Disillusioned, Casement returned to Ireland in 1916 to take part in the unsuccessful Easter Uprising. Captured by the British, Casement was sent to the Tower of London where he was to await trial for high treason. Unfortunately for Casement, his Black Diaries were seized by the British, who used them as evidence of their prisoner's depravity and to quash any sympathy for his cause.
As expected, Casement's diaries shocked all who read them. As if Casement's homosexuality was not enough, his sexual interest in men of color and his willingness to take the "less manly" role in anal sex convinced many that he was beyond redemption.
Sir Enley Blackwell, counsel for the Home Office, spoke for many when he commented that Casement:
"Seems to have completed the full cycle of sexual degeneracy and from a pervert has become an invert -- a woman, or pathic, who derives his satisfaction from attracting men and inducing them to use him."
On the other hand, Casement's Irish followers insisted that the diaries were "fakes". They could not admit that their hero and martyr was a homosexual.
Casement was hanged on August 3, 1916. For decades after his death, scholars on both sides of the Irish Sea argued over his life and his diaries until their publication put to rest any doubts about their authenticity.
Once famous, Sir Roger Casement is hardly remembered today, save by the Irish nation he tried to serve and by gay men who recognize his as a kindred spirit who, like Oscar Wilde, suffered for "the love that dared not speak its name".
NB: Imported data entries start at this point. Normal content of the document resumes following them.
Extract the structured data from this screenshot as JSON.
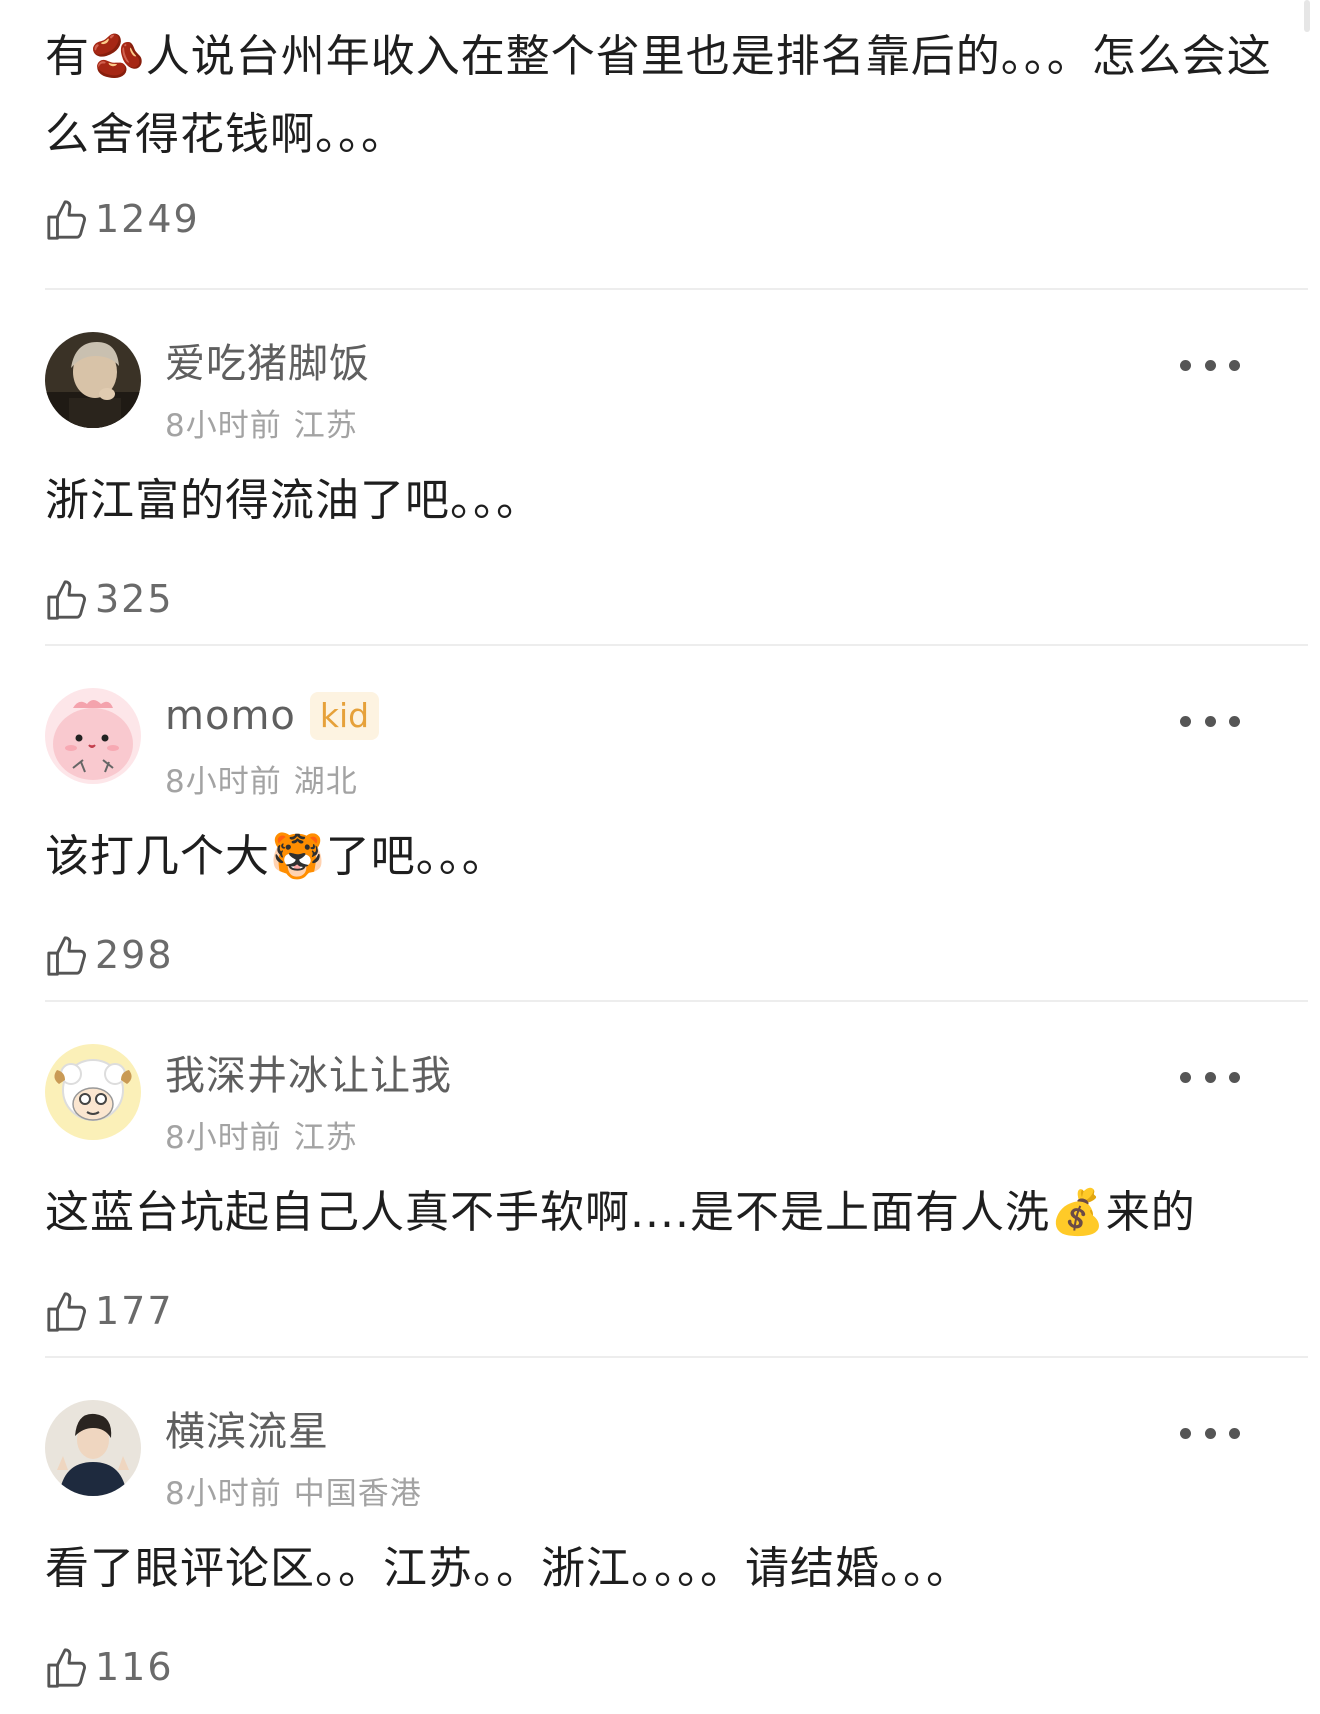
{
  "comments": [
    {
      "content": "有🫘人说台州年收入在整个省里也是排名靠后的。。。怎么会这么舍得花钱啊。。。",
      "likes": "1249"
    },
    {
      "username": "爱吃猪脚饭",
      "time": "8小时前",
      "location": "江苏",
      "avatar_icon": "avatar-photo-icon",
      "content": "浙江富的得流油了吧。。。",
      "likes": "325"
    },
    {
      "username": "momo",
      "badge": "kid",
      "time": "8小时前",
      "location": "湖北",
      "avatar_icon": "avatar-cartoon-pink-icon",
      "content": "该打几个大🐯了吧。。。",
      "likes": "298"
    },
    {
      "username": "我深井冰让让我",
      "time": "8小时前",
      "location": "江苏",
      "avatar_icon": "avatar-sheep-icon",
      "content": "这蓝台坑起自己人真不手软啊....是不是上面有人洗💰来的",
      "likes": "177"
    },
    {
      "username": "横滨流星",
      "time": "8小时前",
      "location": "中国香港",
      "avatar_icon": "avatar-photo-icon",
      "content": "看了眼评论区。。江苏。。浙江。。。。请结婚。。。",
      "likes": "116"
    }
  ],
  "colors": {
    "username": "#5f5f5f",
    "meta": "#a3a3a3",
    "badge_bg": "#fdf3e1",
    "badge_text": "#e6a13a",
    "divider": "#ededed"
  },
  "icons": {
    "like": "thumbs-up-icon",
    "more": "more-dots-icon"
  }
}
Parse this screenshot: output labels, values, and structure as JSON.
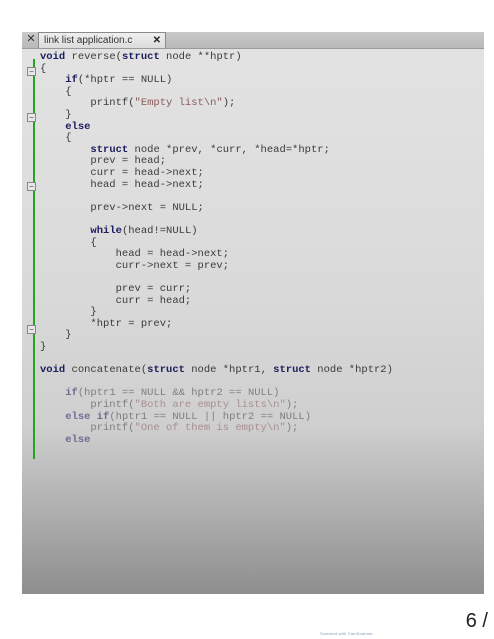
{
  "tab": {
    "title": "link list application.c",
    "close_glyph": "✕",
    "panel_close_glyph": "✕"
  },
  "code_lines": [
    "void reverse(struct node **hptr)",
    "{",
    "    if(*hptr == NULL)",
    "    {",
    "        printf(\"Empty list\\n\");",
    "    }",
    "    else",
    "    {",
    "        struct node *prev, *curr, *head=*hptr;",
    "        prev = head;",
    "        curr = head->next;",
    "        head = head->next;",
    "",
    "        prev->next = NULL;",
    "",
    "        while(head!=NULL)",
    "        {",
    "            head = head->next;",
    "            curr->next = prev;",
    "",
    "            prev = curr;",
    "            curr = head;",
    "        }",
    "        *hptr = prev;",
    "    }",
    "}",
    "",
    "void concatenate(struct node *hptr1, struct node *hptr2)",
    "",
    "    if(hptr1 == NULL && hptr2 == NULL)",
    "        printf(\"Both are empty lists\\n\");",
    "    else if(hptr1 == NULL || hptr2 == NULL)",
    "        printf(\"One of them is empty\\n\");",
    "    else"
  ],
  "footer": {
    "page_number": "6 /",
    "watermark": "Scanned with CamScanner"
  }
}
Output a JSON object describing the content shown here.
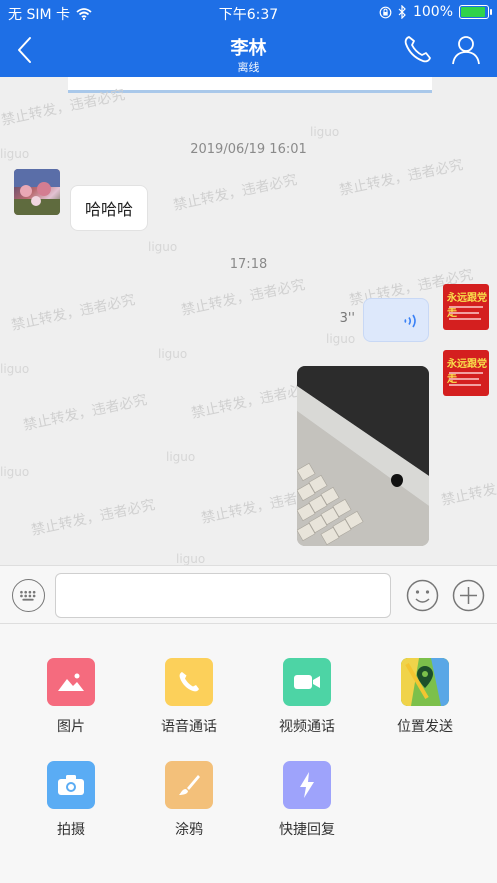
{
  "status_bar": {
    "carrier": "无 SIM 卡",
    "time": "下午6:37",
    "battery": "100%"
  },
  "header": {
    "title": "李林",
    "subtitle": "离线"
  },
  "chat": {
    "watermark_text": "禁止转发，违者必究",
    "watermark_user": "liguo",
    "timestamps": [
      "2019/06/19 16:01",
      "17:18"
    ],
    "messages": [
      {
        "side": "left",
        "type": "text",
        "text": "哈哈哈"
      },
      {
        "side": "right",
        "type": "voice",
        "duration": "3''"
      },
      {
        "side": "right",
        "type": "image"
      }
    ]
  },
  "input": {
    "placeholder": ""
  },
  "panel": {
    "items": [
      {
        "label": "图片",
        "icon": "image-icon",
        "color": "#f56b7e"
      },
      {
        "label": "语音通话",
        "icon": "phone-call-icon",
        "color": "#fcd05a"
      },
      {
        "label": "视频通话",
        "icon": "video-call-icon",
        "color": "#4dd4a5"
      },
      {
        "label": "位置发送",
        "icon": "location-icon",
        "color": "#7cc04b"
      },
      {
        "label": "拍摄",
        "icon": "camera-icon",
        "color": "#5aacf4"
      },
      {
        "label": "涂鸦",
        "icon": "brush-icon",
        "color": "#f3c07a"
      },
      {
        "label": "快捷回复",
        "icon": "quick-reply-icon",
        "color": "#9ea3fb"
      }
    ]
  }
}
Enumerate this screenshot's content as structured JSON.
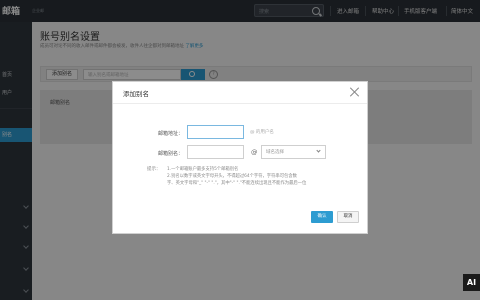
{
  "topbar": {
    "logo": "邮箱",
    "logo_sub": "企业邮",
    "search_placeholder": "搜索",
    "nav": [
      "进入邮箱",
      "帮助中心",
      "手机版客户端",
      "简体中文"
    ]
  },
  "sidebar": {
    "items": [
      "首页",
      "用户",
      "邮件",
      "别名"
    ],
    "active_index": 3
  },
  "main": {
    "title": "账号别名设置",
    "desc": "成员可对论不同的收入邮件或邮件都会被发，收件人往企都对到邮箱地址",
    "desc_link": "了解更多",
    "add_button": "添加别名",
    "search_placeholder": "输入别名或邮箱地址",
    "table_header": "邮箱别名"
  },
  "dialog": {
    "title": "添加别名",
    "email_label": "邮箱地址：",
    "email_value": "",
    "email_hint": "@ 的用户名",
    "alias_label": "邮箱别名：",
    "alias_value": "",
    "at": "@",
    "domain_select": "域名选择",
    "tips_label": "提示：",
    "tips": [
      "1.一个邮箱账户最多支持5个邮箱别名",
      "2.别名以数字或英文字母开头，不得超过64个字符，字符串可包含数",
      "字、英文字母和\"_\" \"-\" \".\"，其中\"-\" \".\"不能连续出现且不能作为最后一位"
    ],
    "confirm": "确认",
    "cancel": "取消"
  },
  "corner_badge": "AI",
  "colors": {
    "accent": "#2d9cd1",
    "topbar": "#2b3138",
    "sidebar": "#2f363d"
  }
}
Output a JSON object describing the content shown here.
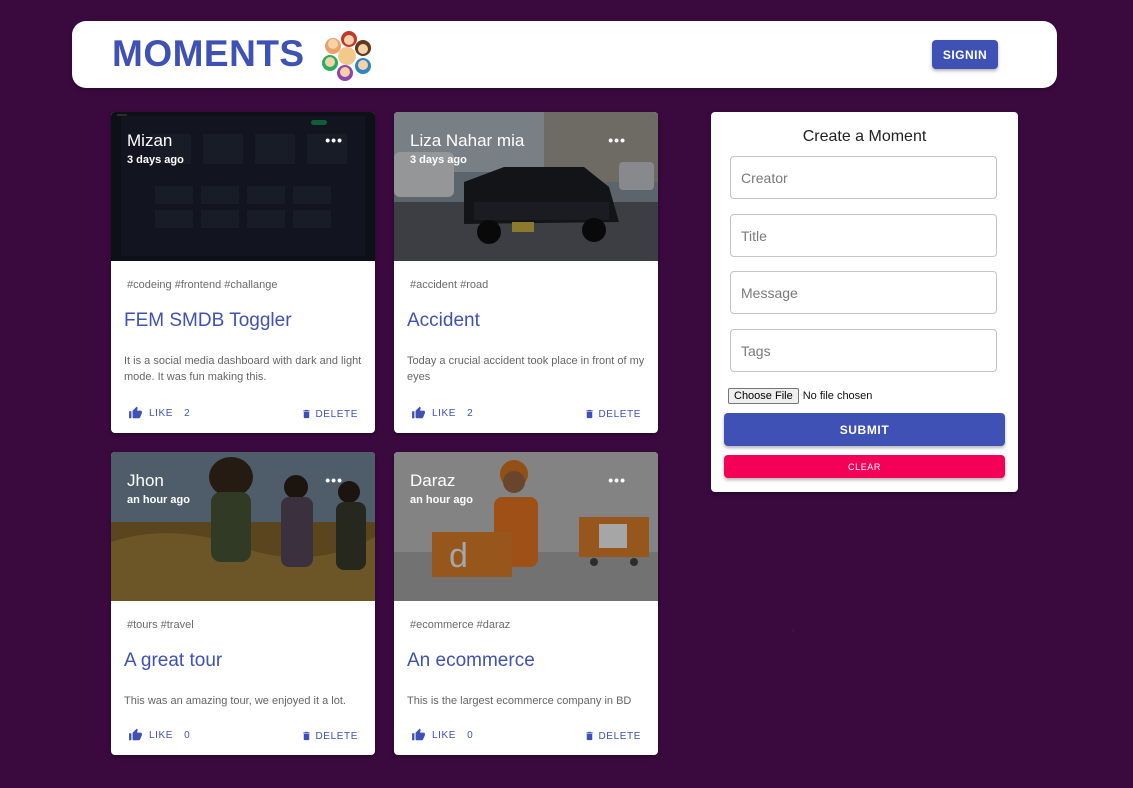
{
  "header": {
    "brand": "MOMENTS",
    "logo_icon": "people-circle-logo",
    "signin_label": "SIGNIN"
  },
  "colors": {
    "primary": "#3f51b5",
    "secondary": "#f50057",
    "background": "#3a0a3f"
  },
  "posts": [
    {
      "creator": "Mizan",
      "time": "3 days ago",
      "tags": "#codeing #frontend #challange",
      "title": "FEM SMDB Toggler",
      "message": "It is a social media dashboard with dark and light mode. It was fun making this.",
      "like_label": "LIKE",
      "like_count": "2",
      "delete_label": "DELETE",
      "more": "•••"
    },
    {
      "creator": "Liza Nahar mia",
      "time": "3 days ago",
      "tags": "#accident #road",
      "title": "Accident",
      "message": "Today a crucial accident took place in front of my eyes",
      "like_label": "LIKE",
      "like_count": "2",
      "delete_label": "DELETE",
      "more": "•••"
    },
    {
      "creator": "Jhon",
      "time": "an hour ago",
      "tags": "#tours #travel",
      "title": "A great tour",
      "message": "This was an amazing tour, we enjoyed it a lot.",
      "like_label": "LIKE",
      "like_count": "0",
      "delete_label": "DELETE",
      "more": "•••"
    },
    {
      "creator": "Daraz",
      "time": "an hour ago",
      "tags": "#ecommerce #daraz",
      "title": "An ecommerce",
      "message": "This is the largest ecommerce company in BD",
      "like_label": "LIKE",
      "like_count": "0",
      "delete_label": "DELETE",
      "more": "•••"
    }
  ],
  "form": {
    "title": "Create a Moment",
    "creator_placeholder": "Creator",
    "title_placeholder": "Title",
    "message_placeholder": "Message",
    "tags_placeholder": "Tags",
    "file_button": "Choose File",
    "file_status": "No file chosen",
    "submit_label": "SUBMIT",
    "clear_label": "CLEAR"
  }
}
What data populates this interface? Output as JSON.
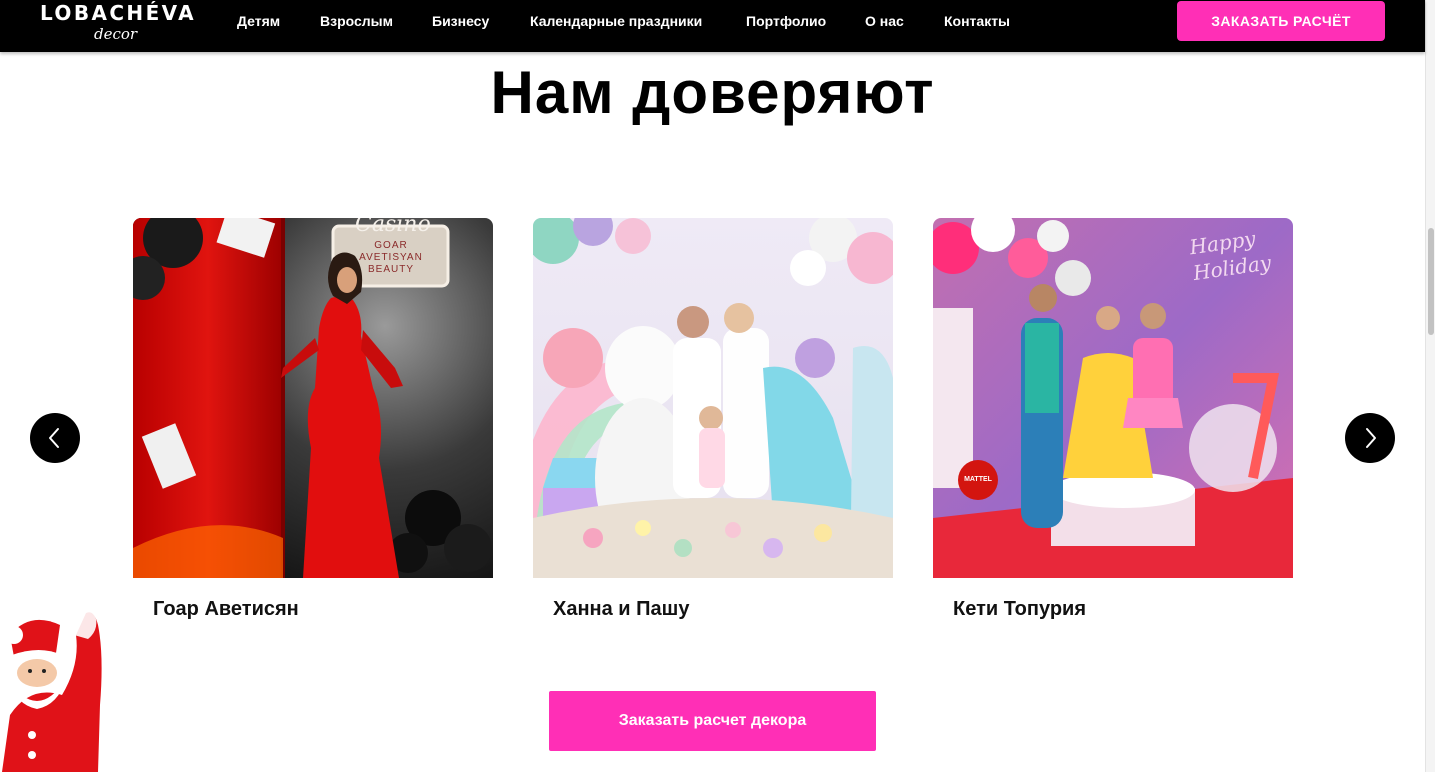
{
  "header": {
    "logo_main": "LOBACHÉVA",
    "logo_sub": "decor",
    "nav": [
      {
        "label": "Детям"
      },
      {
        "label": "Взрослым"
      },
      {
        "label": "Бизнесу"
      },
      {
        "label": "Календарные праздники"
      },
      {
        "label": "Портфолио"
      },
      {
        "label": "О нас"
      },
      {
        "label": "Контакты"
      }
    ],
    "cta_label": "ЗАКАЗАТЬ РАСЧЁТ"
  },
  "section": {
    "title": "Нам доверяют"
  },
  "carousel": {
    "cards": [
      {
        "name": "Гоар Аветисян",
        "photo_sign": "GOAR AVETISYAN BEAUTY",
        "photo_script": "Casino"
      },
      {
        "name": "Ханна и Пашу"
      },
      {
        "name": "Кети Топурия",
        "photo_script": "Happy Holiday",
        "photo_badge": "MATTEL"
      }
    ],
    "prev_icon": "chevron-left-icon",
    "next_icon": "chevron-right-icon"
  },
  "main_cta_label": "Заказать расчет декора",
  "colors": {
    "accent": "#ff2fb6",
    "header_bg": "#000000"
  }
}
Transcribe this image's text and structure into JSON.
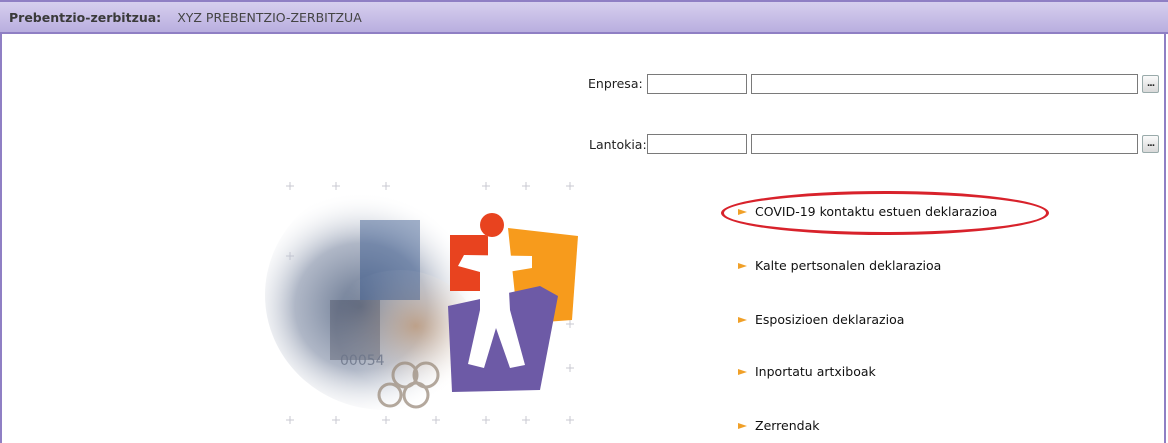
{
  "header": {
    "label": "Prebentzio-zerbitzua:",
    "value": "XYZ PREBENTZIO-ZERBITZUA"
  },
  "form": {
    "enpresa_label": "Enpresa:",
    "lantokia_label": "Lantokia:",
    "enpresa_code": "",
    "enpresa_name": "",
    "lantokia_code": "",
    "lantokia_name": "",
    "lookup_button": "..."
  },
  "menu": {
    "items": [
      {
        "label": "COVID-19 kontaktu estuen deklarazioa"
      },
      {
        "label": "Kalte pertsonalen deklarazioa"
      },
      {
        "label": "Esposizioen deklarazioa"
      },
      {
        "label": "Inportatu artxiboak"
      },
      {
        "label": "Zerrendak"
      }
    ]
  },
  "colors": {
    "header_bg": "#b9aedf",
    "border": "#8f7fc4",
    "arrow": "#f0a028",
    "highlight": "#d8222b",
    "logo_red": "#e8431f",
    "logo_orange": "#f79b1c",
    "logo_purple": "#6d5aa6"
  }
}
The Black Diaries of Roger Casement by Peter Singleton-Gates and Maurice Girodias; Roger Casement by Brian Inglis; Famous Trials: Roger Casement by H. Montgomery Hyde.